Read through the records. Copy each line that has the word "structure".

+ + +

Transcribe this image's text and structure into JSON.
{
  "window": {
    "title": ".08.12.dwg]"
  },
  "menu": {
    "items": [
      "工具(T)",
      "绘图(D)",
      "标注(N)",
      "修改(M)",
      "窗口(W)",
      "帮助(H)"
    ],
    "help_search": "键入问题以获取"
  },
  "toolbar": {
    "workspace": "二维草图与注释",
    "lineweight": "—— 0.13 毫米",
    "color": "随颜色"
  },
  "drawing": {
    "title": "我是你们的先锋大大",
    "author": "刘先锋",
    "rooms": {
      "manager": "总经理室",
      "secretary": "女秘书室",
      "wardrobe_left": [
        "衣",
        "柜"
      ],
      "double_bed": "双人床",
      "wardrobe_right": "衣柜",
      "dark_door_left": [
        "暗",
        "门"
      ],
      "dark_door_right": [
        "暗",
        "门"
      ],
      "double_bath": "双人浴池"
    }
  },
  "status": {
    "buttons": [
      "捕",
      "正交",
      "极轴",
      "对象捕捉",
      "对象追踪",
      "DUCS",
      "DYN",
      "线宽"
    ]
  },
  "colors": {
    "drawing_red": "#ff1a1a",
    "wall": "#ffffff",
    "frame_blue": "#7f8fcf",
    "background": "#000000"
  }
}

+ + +

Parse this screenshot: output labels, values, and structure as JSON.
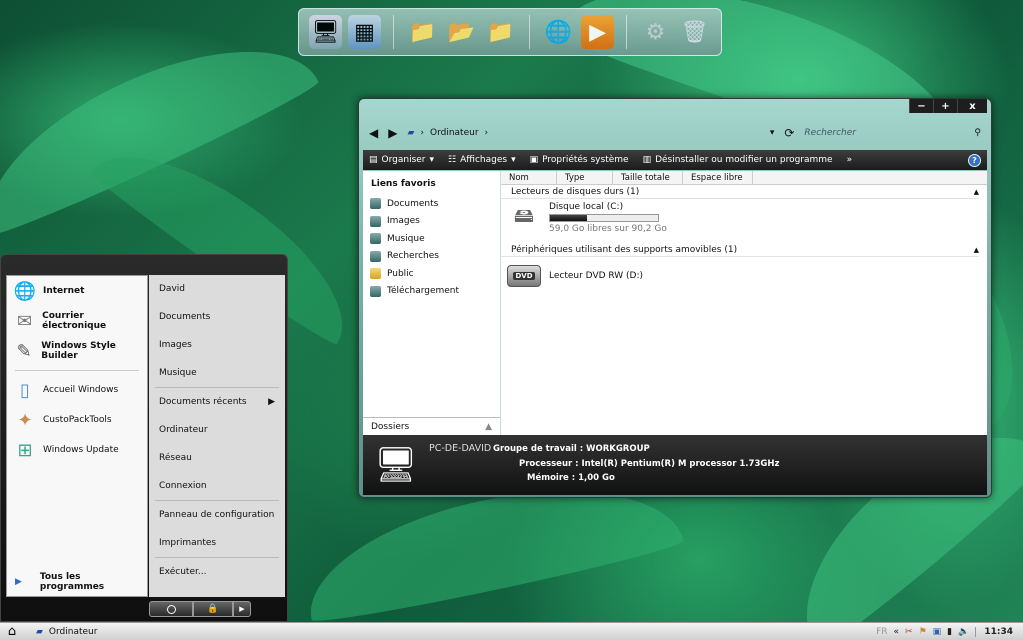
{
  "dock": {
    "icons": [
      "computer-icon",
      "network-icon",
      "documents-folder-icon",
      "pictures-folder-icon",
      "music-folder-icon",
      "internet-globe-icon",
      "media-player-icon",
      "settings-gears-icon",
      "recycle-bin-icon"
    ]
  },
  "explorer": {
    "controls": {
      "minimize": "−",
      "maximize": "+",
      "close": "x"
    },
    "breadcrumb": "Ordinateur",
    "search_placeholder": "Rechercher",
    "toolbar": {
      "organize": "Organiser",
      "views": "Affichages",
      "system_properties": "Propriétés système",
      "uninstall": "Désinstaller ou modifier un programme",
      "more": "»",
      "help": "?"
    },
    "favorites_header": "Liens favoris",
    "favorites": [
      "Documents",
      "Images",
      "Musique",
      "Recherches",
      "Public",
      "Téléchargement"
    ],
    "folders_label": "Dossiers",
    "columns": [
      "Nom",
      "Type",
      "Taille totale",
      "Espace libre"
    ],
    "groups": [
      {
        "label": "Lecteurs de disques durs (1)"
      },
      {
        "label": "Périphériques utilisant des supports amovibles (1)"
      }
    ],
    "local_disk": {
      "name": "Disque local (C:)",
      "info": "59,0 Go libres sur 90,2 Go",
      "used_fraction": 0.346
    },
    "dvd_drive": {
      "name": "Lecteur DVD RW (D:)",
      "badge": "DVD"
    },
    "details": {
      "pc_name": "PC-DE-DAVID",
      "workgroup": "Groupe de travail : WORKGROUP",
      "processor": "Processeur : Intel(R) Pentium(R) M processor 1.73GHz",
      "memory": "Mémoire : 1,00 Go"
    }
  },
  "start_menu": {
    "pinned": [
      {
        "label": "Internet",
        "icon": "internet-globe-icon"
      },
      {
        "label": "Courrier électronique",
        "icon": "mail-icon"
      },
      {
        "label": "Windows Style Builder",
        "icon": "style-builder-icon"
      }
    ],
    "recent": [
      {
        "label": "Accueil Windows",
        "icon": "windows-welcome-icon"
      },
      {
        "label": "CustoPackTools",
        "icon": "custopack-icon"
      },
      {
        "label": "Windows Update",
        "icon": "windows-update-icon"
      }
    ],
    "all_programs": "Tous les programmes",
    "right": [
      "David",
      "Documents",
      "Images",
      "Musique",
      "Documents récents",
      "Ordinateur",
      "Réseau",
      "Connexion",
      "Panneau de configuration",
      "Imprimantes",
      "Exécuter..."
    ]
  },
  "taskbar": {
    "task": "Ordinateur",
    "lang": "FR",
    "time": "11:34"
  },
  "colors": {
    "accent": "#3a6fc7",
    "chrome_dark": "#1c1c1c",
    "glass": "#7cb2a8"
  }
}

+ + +

*ANSWER SECTION*:
Transcribe this image's text and structure into JSON.
Parse this screenshot: output labels, values, and structure as JSON.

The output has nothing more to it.